_Dataset rows describing interfaces:_
☆ ☆ ☆
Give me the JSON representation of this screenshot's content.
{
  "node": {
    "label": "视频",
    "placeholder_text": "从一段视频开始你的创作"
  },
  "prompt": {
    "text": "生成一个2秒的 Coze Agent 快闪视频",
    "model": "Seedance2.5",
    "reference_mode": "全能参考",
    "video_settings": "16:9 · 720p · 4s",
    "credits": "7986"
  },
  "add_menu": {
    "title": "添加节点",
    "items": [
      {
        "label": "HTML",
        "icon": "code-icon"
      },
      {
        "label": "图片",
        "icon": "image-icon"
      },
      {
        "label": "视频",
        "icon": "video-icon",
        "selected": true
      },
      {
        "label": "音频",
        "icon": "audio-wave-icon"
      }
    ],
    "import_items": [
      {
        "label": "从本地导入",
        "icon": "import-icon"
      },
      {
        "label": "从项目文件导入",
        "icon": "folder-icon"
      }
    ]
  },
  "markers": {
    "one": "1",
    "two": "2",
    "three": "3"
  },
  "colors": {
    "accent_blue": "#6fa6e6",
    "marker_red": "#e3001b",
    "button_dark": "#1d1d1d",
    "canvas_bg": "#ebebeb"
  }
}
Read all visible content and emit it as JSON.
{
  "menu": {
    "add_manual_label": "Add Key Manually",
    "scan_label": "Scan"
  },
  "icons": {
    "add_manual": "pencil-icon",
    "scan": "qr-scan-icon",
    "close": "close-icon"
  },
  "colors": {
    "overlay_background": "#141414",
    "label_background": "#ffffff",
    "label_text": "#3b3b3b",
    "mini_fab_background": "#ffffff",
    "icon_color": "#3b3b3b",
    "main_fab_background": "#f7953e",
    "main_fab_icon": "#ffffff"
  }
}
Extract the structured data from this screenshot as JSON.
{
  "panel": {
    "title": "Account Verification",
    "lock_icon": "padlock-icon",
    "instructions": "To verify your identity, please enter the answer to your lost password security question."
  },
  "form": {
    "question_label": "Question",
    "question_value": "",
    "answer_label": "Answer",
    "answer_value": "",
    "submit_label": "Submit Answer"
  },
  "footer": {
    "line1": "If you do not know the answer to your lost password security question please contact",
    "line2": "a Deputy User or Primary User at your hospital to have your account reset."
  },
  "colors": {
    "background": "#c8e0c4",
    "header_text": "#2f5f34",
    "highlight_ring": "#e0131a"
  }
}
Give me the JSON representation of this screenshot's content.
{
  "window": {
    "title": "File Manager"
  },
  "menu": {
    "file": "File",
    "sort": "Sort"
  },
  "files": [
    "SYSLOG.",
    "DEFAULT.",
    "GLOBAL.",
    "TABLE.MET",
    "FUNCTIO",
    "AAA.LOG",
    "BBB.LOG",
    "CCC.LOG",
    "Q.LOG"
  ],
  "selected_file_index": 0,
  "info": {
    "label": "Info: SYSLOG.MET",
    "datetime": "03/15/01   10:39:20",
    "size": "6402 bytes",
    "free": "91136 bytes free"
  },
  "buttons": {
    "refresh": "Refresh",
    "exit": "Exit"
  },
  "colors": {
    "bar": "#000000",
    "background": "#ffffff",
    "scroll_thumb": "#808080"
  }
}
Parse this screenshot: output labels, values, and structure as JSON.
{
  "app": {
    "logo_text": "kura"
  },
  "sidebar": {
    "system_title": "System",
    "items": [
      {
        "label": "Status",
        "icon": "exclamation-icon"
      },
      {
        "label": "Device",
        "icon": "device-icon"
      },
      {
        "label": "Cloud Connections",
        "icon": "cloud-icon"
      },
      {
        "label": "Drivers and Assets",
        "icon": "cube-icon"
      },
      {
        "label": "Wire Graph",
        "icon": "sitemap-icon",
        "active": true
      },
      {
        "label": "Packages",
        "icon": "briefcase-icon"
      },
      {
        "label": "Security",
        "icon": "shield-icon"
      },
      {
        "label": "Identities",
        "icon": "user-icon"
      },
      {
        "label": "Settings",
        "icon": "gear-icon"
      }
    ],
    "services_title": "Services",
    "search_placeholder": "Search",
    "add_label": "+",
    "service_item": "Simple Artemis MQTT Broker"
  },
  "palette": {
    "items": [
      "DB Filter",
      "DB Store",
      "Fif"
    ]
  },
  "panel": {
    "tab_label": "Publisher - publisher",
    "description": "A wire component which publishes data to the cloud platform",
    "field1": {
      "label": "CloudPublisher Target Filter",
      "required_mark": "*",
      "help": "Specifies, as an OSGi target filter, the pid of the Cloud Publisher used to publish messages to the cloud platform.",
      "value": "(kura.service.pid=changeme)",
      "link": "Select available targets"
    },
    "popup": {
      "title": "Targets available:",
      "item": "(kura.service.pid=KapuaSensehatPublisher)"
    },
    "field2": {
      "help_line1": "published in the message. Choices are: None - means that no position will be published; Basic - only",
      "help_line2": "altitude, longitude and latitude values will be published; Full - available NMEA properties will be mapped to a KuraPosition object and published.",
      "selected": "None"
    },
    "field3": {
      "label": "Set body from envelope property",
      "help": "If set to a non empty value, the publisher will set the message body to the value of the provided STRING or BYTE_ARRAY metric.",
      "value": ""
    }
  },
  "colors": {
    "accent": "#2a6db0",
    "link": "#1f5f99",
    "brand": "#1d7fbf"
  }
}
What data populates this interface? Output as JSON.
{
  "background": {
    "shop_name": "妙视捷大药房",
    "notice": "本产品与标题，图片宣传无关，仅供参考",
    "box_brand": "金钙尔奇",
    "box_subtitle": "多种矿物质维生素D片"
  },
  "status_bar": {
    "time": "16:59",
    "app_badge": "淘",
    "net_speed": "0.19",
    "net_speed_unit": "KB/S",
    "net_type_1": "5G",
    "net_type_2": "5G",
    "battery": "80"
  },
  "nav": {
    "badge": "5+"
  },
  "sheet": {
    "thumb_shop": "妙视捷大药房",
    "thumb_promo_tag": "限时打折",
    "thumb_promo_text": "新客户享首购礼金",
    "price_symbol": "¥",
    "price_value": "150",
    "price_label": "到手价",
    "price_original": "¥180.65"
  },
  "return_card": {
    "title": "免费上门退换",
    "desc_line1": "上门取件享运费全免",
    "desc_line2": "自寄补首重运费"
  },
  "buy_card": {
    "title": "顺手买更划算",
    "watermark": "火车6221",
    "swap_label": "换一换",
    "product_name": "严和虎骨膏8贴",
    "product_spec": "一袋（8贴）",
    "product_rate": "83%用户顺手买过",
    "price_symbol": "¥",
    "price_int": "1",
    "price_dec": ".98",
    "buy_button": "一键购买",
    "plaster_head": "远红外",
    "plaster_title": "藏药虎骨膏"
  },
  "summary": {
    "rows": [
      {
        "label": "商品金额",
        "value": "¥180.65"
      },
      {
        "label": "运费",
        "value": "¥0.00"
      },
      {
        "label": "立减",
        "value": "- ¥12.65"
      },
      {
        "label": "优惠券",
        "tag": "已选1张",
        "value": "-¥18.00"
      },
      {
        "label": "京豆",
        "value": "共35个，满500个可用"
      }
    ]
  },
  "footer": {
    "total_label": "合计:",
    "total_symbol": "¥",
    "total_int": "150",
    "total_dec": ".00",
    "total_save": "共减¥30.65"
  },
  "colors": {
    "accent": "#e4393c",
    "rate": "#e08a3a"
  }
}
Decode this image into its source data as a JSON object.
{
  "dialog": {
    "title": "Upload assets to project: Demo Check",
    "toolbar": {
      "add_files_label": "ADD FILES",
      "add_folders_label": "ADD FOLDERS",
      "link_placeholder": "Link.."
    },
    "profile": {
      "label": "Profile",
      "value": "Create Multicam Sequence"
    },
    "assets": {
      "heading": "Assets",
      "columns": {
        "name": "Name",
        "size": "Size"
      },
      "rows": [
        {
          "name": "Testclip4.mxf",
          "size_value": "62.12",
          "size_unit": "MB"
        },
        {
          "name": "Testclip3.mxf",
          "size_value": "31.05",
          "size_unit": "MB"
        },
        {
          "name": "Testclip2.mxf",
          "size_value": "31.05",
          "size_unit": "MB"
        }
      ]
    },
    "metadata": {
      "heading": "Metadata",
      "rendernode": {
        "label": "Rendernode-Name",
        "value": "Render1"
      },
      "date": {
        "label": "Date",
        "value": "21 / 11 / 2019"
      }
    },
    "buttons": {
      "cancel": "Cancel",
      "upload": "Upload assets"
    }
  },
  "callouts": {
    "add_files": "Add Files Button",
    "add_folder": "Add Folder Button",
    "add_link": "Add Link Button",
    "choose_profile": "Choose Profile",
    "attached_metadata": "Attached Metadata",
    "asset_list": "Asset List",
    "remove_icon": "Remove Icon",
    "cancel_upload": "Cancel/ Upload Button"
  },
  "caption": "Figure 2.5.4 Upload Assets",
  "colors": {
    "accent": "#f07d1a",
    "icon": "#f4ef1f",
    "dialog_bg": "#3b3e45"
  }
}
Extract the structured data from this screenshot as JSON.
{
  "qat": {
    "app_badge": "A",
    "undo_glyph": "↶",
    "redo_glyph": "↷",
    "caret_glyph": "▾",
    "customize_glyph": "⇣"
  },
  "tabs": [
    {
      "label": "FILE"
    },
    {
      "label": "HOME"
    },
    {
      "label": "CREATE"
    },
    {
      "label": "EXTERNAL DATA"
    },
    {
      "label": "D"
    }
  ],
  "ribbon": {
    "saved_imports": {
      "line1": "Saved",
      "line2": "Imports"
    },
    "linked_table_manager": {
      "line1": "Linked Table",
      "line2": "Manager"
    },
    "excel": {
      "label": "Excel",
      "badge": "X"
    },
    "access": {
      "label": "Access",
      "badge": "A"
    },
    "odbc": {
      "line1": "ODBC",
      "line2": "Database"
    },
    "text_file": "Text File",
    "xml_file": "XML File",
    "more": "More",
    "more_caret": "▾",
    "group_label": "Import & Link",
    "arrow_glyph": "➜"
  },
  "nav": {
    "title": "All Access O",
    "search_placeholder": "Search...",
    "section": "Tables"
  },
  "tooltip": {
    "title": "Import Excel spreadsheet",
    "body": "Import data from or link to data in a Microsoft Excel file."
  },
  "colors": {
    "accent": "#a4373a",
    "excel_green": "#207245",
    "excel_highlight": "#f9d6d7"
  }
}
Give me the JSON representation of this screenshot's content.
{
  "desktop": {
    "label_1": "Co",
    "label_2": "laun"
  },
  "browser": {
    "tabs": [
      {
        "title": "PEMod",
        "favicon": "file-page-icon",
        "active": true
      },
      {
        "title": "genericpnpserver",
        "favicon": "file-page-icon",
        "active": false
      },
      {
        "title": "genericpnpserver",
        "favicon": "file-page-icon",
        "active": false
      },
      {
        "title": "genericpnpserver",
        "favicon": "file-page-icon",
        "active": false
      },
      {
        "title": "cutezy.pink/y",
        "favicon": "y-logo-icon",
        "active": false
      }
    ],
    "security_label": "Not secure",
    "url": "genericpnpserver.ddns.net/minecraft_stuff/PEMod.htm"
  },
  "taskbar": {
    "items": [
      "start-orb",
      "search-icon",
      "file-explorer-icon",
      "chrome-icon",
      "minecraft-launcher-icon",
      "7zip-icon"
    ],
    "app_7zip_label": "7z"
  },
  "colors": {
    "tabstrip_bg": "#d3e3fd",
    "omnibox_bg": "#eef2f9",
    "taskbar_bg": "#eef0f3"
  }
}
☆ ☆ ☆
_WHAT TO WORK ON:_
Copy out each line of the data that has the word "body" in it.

_SOLUTION:_
      "label": "Set body from envelope property",
      "help": "If set to a non empty value, the publisher will set the message body to the value of the provided STRING or BYTE_ARRAY metric.",
    "body": "Import data from or link to data in a Microsoft Excel file."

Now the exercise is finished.